» **Given data**:
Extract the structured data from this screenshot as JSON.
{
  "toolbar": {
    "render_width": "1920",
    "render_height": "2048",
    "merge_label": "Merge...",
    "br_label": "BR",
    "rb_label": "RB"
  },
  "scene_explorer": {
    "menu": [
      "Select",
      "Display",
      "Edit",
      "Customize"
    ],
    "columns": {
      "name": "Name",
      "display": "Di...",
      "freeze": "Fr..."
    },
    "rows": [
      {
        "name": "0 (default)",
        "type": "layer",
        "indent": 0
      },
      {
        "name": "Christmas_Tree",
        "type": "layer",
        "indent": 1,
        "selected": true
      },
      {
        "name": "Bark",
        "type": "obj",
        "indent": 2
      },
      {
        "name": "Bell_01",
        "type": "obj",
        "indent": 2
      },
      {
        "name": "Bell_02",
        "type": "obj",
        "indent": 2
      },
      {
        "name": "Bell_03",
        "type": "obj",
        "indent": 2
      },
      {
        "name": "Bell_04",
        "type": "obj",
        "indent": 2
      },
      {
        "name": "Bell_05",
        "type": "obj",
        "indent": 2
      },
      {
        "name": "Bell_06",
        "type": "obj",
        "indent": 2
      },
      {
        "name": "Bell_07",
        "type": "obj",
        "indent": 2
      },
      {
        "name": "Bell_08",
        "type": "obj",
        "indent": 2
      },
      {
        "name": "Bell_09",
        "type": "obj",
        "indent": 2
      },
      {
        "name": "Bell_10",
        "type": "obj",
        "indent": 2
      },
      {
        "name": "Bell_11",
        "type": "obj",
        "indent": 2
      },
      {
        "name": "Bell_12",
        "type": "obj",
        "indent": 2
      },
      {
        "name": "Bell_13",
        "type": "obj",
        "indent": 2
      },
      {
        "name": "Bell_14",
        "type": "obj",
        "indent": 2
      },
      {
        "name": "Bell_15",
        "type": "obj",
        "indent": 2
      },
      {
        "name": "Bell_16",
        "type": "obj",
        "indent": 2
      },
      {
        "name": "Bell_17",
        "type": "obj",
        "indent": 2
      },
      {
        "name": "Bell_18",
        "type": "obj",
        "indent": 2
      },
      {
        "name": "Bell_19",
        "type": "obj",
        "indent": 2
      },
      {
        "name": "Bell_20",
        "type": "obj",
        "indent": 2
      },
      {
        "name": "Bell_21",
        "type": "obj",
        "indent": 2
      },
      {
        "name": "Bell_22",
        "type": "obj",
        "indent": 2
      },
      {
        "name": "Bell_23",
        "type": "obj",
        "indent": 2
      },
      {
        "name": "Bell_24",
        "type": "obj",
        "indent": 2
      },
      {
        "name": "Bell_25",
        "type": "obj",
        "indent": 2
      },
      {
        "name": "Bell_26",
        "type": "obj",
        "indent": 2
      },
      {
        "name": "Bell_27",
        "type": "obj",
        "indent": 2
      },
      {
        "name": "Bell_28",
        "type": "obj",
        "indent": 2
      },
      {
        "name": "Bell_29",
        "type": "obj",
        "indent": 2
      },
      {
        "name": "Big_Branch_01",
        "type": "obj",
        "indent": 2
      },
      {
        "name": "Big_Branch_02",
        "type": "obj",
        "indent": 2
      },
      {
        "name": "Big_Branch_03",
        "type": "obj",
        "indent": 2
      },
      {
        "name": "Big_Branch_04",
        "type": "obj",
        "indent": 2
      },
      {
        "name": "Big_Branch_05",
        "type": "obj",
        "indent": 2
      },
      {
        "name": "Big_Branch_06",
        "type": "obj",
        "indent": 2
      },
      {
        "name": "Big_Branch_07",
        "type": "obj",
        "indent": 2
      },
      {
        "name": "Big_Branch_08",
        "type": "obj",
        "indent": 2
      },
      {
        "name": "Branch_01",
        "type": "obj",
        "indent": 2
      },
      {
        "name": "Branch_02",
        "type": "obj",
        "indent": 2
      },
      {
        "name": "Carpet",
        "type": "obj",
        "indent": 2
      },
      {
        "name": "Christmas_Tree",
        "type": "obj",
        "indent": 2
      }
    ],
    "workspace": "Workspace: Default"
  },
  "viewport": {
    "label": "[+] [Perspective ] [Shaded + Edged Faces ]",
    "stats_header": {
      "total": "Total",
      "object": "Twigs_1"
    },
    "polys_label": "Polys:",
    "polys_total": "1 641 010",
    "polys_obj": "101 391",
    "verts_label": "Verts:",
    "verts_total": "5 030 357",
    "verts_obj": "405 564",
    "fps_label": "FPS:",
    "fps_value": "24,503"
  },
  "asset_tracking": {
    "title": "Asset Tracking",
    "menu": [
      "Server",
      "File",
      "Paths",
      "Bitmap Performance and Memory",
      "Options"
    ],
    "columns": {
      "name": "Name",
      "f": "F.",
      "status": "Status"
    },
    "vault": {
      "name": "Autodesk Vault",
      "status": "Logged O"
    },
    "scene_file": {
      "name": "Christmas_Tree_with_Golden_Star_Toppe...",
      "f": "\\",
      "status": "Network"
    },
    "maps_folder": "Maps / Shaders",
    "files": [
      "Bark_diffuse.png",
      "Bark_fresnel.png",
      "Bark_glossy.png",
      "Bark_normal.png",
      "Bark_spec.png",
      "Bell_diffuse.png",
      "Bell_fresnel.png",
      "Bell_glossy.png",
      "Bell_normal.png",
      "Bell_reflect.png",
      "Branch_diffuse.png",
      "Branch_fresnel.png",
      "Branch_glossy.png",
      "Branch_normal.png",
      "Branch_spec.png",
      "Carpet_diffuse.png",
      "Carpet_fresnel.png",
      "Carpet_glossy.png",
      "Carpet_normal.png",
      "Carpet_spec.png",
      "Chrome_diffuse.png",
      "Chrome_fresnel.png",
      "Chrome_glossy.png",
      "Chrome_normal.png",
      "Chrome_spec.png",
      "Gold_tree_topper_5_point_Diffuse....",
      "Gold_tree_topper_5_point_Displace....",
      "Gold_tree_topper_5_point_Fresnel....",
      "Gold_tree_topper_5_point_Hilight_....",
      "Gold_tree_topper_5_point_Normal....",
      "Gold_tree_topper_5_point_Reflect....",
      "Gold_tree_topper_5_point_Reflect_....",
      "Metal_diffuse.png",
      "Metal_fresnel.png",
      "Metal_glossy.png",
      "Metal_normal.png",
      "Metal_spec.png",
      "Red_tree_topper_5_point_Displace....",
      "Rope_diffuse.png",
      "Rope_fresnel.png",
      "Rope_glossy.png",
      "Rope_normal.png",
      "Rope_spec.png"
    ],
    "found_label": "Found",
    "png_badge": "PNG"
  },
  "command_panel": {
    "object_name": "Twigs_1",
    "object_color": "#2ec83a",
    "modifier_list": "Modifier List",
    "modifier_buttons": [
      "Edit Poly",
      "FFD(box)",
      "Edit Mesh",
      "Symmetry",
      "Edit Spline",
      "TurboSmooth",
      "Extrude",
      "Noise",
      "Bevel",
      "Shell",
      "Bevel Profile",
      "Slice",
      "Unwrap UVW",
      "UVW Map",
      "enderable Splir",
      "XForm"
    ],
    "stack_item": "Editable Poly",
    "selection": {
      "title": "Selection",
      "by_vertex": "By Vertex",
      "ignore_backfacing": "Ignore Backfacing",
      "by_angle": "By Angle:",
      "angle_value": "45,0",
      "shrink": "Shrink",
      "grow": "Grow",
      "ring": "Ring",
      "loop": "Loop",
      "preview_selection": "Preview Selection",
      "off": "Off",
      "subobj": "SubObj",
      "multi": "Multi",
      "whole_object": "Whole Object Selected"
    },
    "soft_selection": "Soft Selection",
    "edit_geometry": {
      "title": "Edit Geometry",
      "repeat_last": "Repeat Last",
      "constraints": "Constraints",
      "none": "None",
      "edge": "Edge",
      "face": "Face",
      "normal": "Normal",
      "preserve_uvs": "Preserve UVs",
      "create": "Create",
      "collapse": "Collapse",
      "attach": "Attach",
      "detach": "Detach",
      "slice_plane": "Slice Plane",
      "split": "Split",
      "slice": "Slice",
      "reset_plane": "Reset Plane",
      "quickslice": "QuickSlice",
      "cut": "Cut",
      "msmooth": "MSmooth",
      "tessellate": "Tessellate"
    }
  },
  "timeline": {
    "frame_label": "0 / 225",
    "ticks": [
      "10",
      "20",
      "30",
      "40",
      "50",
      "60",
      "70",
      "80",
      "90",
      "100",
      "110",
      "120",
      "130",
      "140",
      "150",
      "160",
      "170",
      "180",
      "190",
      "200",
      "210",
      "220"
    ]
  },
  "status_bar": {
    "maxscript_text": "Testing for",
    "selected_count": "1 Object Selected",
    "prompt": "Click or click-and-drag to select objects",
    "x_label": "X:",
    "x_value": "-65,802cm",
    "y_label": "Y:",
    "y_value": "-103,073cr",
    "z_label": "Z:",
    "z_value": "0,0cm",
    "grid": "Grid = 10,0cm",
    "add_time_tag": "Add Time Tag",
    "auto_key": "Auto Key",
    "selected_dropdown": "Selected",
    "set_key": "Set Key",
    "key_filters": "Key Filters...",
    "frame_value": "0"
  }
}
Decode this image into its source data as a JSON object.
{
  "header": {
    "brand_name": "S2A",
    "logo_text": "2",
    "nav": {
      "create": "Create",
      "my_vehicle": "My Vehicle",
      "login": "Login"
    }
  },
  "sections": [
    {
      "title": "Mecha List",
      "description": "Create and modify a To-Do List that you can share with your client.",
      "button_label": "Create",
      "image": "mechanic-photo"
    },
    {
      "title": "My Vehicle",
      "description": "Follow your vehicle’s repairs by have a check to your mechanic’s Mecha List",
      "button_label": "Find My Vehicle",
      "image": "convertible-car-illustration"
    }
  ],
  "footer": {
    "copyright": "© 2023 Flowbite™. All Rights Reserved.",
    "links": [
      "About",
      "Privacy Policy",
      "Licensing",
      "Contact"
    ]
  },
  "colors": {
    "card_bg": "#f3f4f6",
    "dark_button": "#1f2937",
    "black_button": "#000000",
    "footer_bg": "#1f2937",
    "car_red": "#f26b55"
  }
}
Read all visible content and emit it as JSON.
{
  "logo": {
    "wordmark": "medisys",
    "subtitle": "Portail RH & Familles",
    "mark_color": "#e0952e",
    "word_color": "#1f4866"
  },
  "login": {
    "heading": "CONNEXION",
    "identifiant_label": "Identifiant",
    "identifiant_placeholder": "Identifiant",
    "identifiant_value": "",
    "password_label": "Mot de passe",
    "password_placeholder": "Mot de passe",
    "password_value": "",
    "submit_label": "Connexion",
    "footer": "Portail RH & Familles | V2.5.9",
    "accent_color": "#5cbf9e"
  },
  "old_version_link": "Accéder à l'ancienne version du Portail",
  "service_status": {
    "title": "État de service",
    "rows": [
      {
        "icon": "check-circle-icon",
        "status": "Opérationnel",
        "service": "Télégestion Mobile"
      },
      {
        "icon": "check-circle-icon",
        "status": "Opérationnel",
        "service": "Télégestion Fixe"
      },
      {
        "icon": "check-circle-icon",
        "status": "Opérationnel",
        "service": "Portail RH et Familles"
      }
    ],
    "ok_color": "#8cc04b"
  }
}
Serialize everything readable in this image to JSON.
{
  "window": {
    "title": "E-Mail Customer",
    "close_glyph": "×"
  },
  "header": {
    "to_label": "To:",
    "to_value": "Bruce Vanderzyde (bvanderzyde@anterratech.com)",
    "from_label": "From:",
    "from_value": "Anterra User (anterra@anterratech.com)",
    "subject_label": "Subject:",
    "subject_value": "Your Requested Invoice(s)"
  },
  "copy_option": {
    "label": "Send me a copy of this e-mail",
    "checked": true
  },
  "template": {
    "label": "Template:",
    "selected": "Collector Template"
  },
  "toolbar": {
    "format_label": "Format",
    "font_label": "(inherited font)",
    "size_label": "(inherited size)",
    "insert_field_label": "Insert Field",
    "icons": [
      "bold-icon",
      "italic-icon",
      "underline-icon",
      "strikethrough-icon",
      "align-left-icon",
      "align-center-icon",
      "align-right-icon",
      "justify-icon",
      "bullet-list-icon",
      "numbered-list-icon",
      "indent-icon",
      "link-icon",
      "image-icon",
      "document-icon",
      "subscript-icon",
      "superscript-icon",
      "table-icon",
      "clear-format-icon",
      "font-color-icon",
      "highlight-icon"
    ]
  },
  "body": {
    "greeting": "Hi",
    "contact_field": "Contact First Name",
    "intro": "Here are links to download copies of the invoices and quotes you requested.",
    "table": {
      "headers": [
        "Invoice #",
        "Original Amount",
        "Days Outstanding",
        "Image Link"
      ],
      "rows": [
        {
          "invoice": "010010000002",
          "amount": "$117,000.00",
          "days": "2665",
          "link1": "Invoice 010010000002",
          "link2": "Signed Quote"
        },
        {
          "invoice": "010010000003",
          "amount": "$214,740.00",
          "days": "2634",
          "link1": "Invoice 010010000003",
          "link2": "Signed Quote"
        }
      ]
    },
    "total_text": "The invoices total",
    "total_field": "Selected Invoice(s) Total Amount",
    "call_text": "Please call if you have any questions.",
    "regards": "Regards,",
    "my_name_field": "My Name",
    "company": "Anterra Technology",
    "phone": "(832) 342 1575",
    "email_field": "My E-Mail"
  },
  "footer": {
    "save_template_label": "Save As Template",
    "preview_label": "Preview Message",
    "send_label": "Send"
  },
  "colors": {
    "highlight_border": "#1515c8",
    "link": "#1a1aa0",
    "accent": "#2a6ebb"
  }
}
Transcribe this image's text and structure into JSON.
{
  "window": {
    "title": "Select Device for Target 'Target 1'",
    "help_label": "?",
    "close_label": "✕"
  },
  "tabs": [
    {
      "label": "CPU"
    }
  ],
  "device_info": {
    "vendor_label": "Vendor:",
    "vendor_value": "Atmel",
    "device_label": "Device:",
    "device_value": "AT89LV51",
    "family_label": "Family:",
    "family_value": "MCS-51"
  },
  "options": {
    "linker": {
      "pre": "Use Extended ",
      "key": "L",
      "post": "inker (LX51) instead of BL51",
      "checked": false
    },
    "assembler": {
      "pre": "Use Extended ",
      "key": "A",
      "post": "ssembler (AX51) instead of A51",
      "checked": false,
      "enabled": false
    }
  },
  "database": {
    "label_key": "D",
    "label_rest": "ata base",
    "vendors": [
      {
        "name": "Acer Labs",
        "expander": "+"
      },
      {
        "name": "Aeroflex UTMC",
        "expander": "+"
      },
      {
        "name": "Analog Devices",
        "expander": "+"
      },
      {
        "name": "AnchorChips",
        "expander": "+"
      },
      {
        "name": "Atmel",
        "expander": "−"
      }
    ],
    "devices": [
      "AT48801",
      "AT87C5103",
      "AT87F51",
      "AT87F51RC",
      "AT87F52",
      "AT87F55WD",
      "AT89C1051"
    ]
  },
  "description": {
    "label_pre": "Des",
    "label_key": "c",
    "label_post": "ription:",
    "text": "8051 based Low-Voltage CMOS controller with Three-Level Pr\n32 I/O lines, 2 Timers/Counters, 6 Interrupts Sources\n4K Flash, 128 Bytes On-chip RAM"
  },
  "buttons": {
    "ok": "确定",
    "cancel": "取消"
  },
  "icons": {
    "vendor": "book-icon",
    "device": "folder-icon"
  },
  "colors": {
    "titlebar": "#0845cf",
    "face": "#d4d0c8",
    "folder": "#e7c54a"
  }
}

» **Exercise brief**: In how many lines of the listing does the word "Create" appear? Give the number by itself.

» **Written answer**: 4